With each passing year, the number of states beginning to weigh the potential impacts of AVs on the road (and the subsequent need for legislation) gradually increases. Here’s a quick overview of where, courtesy of the National Conference of State Legislatures:
“Nevada was the first state to authorize the operation of autonomous vehicles in 2011. Since then, 21 other states—Alabama, Arkansas, California, Colorado, Connecticut, Florida, Georgia, Illinois, Indiana, Louisiana, Michigan, New York, North Carolina, North Dakota, Pennsylvania, South Carolina, Tennessee, Texas, Utah, Virginia and Vermont—and Washington D.C. have passed legislation related to autonomous vehicles. Governors in Arizona, Delaware, Hawaii, Idaho, Maine, Massachusetts, Minnesota, Ohio, Washington and Wisconsin have issued executive orders related to autonomous vehicles.”
The Ethical Conversation Surrounding AVs
Of course, with the development of AV technology comes a host of ethical challenges and questions – such as how these vehicles should interact with human drivers when introduced to a mixed-traffic environment, the displacement of human works and subsequent economic impact of autonomous vehicles, and a myriad of other questions surrounding data privacy.
In the real world where autonomous vehicles have to interact with vehicles driven by humans on roads, there will always be complications that need to be addressed. For example, should autonomous vehicles automatically record and report illegal driving behavior from cars around them? Should they always yield to human-driven vehicles even when the other vehicle is in the wrong? Should autonomous vehicles have different speed limits and other safety rules that don’t apply to humans due to superior sensors and reaction times in AVs? Should they monitor and report driving behavior when human drivers opt to take control away from the autonomous driving system? Addressing questions like these is difficult and will likely take many years to work out.
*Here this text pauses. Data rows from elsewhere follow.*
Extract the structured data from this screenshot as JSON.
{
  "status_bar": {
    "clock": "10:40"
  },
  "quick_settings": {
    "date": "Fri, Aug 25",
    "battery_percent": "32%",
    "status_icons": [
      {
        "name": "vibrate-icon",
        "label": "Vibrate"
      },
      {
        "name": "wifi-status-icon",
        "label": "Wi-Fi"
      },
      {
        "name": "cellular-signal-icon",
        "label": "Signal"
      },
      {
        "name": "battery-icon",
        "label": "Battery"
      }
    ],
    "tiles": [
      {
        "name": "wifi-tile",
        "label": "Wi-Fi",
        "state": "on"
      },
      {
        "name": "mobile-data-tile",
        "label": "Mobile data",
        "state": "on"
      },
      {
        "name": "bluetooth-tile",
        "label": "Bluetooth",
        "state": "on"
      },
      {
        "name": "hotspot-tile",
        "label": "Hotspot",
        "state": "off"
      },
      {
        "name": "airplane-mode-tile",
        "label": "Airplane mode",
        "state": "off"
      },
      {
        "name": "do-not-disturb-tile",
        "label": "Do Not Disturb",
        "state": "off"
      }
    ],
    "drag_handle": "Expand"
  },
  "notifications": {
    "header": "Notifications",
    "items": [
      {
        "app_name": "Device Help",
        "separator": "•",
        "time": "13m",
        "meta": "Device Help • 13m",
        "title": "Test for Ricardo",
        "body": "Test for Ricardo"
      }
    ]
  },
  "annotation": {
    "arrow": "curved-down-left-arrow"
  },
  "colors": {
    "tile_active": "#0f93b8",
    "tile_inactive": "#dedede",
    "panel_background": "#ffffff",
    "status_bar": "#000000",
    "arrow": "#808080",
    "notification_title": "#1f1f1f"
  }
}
Additionally, as the primary force behind development of autonomous vehicles is economic payoff in the form of displacing paid human drivers, in a real sense every AV that enters the road will be destroying a job. While this impact will start small and grow slowly, it will have real effects on ride sharing, taxis, and trucking sooner than many people think, which will force politicians and companies to face some uncomfortable choices between corporate profits and unemployment rates. There really isn’t yet any consensus on how to tackle this even though there are many possibilities (ex. A “robot tax”).
Looking forward, as this technology progresses, we can expect more clarity around these unanswered questions.
Global Players – Who is out there?
The clear global players in the AV industry outside of the USA reside in China with rapidly developing companies in Europe.
In China, one of the three main players, AutoX, is backed by the ‘Amazon of China’, Alibaba and led by a former Princeton Professor, Jianxiong Xiao. AutoX recently (December 2020) tested a fully driverless Fiat Chrysler Pacifica robotaxi without remote operation ties on the streets of Shenzhen. Their fleet of 25 vehicles marks the first time a driverless vehicle with no remote operation intervention or co-pilot has been allowed to operate with government approval unrestricted. In total AutoX also has an additional 100 vehicles which have a human ‘co-pilot’ for their ride hailing robotaxi services.
Didi, an Uber/Lyft styled service operates and offers free rides with its AV fleet within areas of Shanghai. Quite different from the recent AutoX test, Didi’s vehicles however do not operate without a co-pilot.
Baidu, possibly AutoX’s largest competitor, is offering dedicated driver AV experiences in Beijing. Baidu has the added benefit of being China’s tech giant and on the forefront of emerging evolutions in the field and like Didi operate only with a human co-pilot.